# DATA SHOWN:

---

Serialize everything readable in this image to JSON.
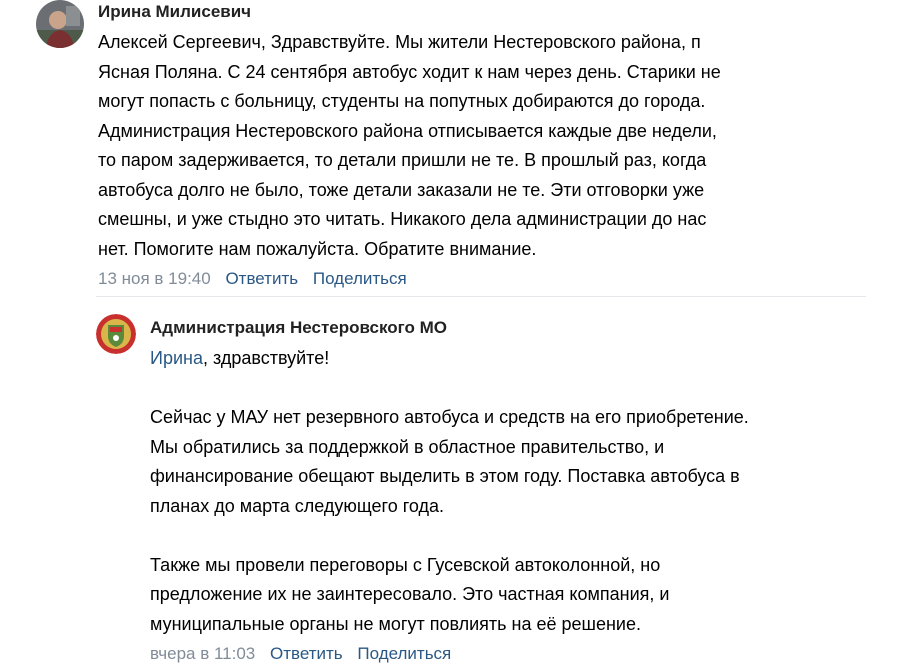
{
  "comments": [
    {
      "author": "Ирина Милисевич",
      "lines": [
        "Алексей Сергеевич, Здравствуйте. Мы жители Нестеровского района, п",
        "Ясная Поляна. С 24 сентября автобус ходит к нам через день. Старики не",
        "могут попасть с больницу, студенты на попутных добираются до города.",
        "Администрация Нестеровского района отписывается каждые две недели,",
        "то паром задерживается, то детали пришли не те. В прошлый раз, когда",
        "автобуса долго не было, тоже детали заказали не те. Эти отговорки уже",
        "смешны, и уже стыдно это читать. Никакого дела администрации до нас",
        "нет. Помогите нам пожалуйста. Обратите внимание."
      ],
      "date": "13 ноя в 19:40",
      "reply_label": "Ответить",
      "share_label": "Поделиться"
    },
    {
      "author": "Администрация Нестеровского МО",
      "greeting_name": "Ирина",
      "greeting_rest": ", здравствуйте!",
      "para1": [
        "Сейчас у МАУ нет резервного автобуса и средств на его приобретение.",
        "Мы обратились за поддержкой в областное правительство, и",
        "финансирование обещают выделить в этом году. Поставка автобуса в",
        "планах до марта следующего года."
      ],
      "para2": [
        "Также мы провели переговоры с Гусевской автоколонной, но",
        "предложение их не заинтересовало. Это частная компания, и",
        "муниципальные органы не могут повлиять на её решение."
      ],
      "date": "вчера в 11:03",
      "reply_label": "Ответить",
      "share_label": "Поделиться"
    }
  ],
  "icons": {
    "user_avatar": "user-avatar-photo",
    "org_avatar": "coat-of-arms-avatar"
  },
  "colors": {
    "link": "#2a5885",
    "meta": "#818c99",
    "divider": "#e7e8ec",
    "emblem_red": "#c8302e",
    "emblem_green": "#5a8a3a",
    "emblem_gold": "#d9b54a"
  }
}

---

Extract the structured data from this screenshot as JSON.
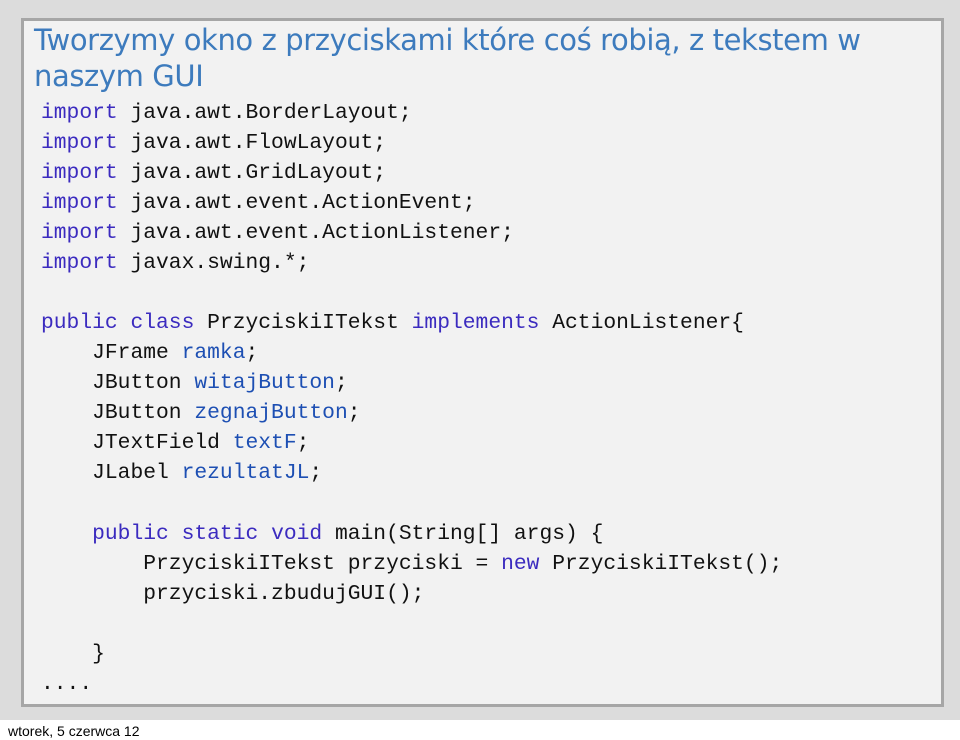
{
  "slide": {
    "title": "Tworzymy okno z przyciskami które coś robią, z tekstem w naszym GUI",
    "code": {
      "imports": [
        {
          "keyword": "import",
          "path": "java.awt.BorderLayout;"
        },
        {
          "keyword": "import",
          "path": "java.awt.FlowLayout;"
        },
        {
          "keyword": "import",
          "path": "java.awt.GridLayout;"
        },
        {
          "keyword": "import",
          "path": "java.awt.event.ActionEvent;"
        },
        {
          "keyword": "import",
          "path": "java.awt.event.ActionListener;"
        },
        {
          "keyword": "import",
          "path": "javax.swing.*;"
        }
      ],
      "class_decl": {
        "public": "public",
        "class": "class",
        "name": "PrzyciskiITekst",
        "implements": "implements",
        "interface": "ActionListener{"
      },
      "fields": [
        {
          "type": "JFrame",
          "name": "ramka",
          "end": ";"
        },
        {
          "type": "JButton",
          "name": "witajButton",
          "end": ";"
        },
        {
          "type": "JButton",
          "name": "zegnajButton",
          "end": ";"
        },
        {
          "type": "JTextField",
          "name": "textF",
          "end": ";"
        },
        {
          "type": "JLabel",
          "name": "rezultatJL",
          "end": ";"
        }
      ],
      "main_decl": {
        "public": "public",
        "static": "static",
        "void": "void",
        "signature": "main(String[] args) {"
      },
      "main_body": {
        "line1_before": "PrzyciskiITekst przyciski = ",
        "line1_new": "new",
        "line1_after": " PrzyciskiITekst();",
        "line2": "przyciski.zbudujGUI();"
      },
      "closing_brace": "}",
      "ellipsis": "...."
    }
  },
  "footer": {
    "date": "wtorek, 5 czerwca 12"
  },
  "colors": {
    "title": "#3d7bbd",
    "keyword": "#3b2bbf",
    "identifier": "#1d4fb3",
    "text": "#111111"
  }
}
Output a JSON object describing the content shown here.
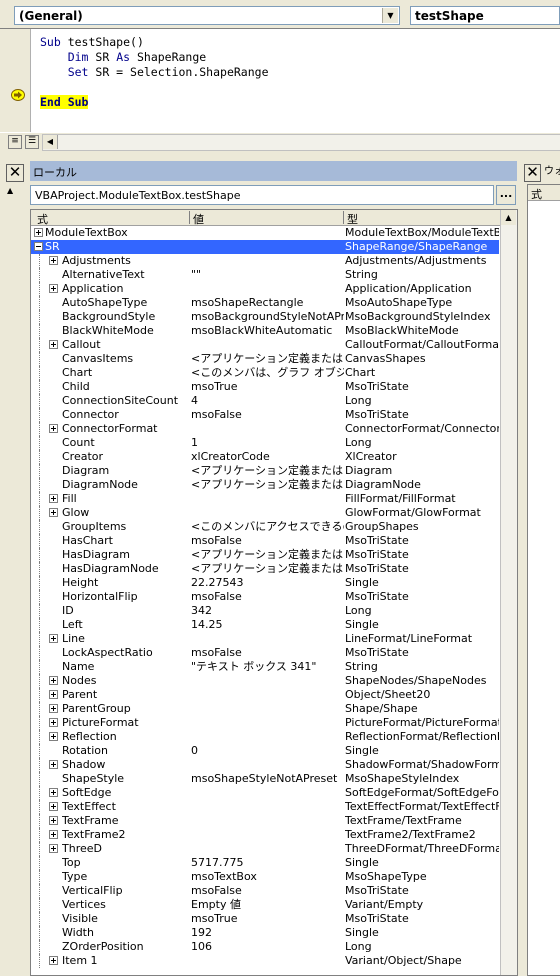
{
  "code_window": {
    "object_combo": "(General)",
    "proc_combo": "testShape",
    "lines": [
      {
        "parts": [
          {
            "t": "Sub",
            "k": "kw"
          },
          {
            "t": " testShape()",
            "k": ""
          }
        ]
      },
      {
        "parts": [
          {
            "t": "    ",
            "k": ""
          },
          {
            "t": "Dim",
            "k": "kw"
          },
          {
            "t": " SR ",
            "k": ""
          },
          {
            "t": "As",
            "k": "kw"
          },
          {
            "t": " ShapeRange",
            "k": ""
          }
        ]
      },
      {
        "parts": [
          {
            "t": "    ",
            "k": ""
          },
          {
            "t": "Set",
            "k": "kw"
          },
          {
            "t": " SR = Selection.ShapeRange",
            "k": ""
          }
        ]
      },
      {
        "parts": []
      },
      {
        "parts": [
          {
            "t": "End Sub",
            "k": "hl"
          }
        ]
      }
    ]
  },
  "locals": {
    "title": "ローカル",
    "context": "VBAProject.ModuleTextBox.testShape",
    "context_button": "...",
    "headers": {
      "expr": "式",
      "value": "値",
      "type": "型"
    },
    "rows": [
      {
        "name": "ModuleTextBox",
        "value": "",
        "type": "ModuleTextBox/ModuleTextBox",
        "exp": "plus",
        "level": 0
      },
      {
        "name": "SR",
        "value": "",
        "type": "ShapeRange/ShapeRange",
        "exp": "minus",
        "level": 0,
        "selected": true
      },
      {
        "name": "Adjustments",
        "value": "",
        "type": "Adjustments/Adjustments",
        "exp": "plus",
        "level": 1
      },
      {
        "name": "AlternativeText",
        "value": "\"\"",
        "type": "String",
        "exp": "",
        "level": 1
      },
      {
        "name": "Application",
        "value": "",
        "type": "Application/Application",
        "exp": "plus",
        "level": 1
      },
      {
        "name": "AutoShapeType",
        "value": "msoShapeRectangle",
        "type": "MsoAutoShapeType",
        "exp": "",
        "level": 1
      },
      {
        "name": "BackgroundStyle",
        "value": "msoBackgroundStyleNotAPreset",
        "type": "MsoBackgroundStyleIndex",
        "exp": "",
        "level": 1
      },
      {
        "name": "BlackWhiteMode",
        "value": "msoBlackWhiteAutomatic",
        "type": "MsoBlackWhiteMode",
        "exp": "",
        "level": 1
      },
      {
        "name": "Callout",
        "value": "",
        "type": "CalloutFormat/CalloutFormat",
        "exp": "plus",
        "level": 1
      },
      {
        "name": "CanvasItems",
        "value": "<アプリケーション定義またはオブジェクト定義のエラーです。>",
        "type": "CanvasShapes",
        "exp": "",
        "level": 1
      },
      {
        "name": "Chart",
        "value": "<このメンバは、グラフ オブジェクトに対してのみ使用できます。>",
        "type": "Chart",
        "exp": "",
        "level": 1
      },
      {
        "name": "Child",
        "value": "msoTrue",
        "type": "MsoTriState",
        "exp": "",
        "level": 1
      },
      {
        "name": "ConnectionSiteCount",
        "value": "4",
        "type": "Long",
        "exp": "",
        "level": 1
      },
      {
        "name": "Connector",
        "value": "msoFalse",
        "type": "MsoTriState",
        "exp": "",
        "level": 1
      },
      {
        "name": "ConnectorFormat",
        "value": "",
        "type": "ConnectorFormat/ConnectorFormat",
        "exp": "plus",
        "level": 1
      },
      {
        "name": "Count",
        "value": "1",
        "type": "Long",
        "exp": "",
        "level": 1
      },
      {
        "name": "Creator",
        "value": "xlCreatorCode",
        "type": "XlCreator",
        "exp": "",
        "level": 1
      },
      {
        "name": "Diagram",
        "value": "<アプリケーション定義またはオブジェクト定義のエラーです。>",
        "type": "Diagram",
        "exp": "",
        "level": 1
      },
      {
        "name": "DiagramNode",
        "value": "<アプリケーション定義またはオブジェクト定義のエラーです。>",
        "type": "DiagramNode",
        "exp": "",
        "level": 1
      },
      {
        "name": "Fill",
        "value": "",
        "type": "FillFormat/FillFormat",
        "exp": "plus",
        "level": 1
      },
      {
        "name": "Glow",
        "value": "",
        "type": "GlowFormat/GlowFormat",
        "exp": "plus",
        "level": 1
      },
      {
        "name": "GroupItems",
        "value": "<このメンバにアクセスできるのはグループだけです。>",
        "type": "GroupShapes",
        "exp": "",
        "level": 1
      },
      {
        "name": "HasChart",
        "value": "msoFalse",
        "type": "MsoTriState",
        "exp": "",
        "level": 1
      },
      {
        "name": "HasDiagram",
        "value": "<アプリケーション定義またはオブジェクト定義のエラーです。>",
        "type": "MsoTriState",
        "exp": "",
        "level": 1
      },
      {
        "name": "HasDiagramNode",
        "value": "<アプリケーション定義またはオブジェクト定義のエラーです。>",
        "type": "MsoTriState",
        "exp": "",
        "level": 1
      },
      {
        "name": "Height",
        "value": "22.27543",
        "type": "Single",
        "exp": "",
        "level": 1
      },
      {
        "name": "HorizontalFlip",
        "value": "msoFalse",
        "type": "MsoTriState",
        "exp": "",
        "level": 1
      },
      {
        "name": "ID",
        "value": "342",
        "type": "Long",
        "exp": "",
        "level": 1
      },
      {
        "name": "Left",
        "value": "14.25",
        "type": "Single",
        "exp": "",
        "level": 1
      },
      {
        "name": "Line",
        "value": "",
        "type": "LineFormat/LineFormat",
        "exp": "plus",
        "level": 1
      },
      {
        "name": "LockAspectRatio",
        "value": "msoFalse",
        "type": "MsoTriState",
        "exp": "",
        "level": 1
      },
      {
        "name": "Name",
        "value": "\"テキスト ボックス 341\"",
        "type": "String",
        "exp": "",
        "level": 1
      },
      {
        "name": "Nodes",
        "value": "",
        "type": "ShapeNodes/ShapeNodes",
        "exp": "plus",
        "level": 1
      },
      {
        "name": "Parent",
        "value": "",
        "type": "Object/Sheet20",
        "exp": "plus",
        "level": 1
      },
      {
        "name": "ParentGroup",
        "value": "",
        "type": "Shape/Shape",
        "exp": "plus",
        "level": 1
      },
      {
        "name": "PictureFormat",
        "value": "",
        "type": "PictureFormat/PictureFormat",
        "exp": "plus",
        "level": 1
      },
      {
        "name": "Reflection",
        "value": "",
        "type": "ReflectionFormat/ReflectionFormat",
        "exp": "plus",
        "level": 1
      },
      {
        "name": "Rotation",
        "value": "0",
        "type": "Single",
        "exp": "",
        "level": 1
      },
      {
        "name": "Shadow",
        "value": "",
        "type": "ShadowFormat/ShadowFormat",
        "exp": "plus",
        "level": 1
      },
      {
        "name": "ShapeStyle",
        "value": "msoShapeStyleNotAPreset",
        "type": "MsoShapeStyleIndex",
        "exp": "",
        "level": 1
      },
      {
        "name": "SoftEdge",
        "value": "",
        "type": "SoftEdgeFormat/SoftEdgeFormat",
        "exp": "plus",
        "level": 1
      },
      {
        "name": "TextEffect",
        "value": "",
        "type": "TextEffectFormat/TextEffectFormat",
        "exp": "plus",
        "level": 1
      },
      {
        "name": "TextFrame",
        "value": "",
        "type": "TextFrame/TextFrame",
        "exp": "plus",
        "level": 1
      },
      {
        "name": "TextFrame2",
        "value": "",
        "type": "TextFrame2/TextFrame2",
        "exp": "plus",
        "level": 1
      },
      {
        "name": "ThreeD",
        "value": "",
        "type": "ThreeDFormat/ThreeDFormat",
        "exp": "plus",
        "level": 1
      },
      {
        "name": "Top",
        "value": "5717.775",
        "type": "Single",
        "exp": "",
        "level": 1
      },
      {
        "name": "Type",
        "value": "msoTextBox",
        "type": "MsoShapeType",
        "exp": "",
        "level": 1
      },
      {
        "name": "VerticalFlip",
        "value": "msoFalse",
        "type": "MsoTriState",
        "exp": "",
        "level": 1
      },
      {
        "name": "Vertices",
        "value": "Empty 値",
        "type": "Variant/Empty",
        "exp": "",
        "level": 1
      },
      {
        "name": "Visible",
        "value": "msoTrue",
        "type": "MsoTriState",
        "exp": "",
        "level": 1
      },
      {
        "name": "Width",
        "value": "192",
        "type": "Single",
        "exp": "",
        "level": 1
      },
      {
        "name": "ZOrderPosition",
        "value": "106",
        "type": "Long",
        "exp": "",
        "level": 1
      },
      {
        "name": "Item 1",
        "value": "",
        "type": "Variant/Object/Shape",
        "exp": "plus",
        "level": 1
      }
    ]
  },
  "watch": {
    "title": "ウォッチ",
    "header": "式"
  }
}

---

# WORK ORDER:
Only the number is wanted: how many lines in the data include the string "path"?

# SOLUTION TO THIS EXERCISE:
6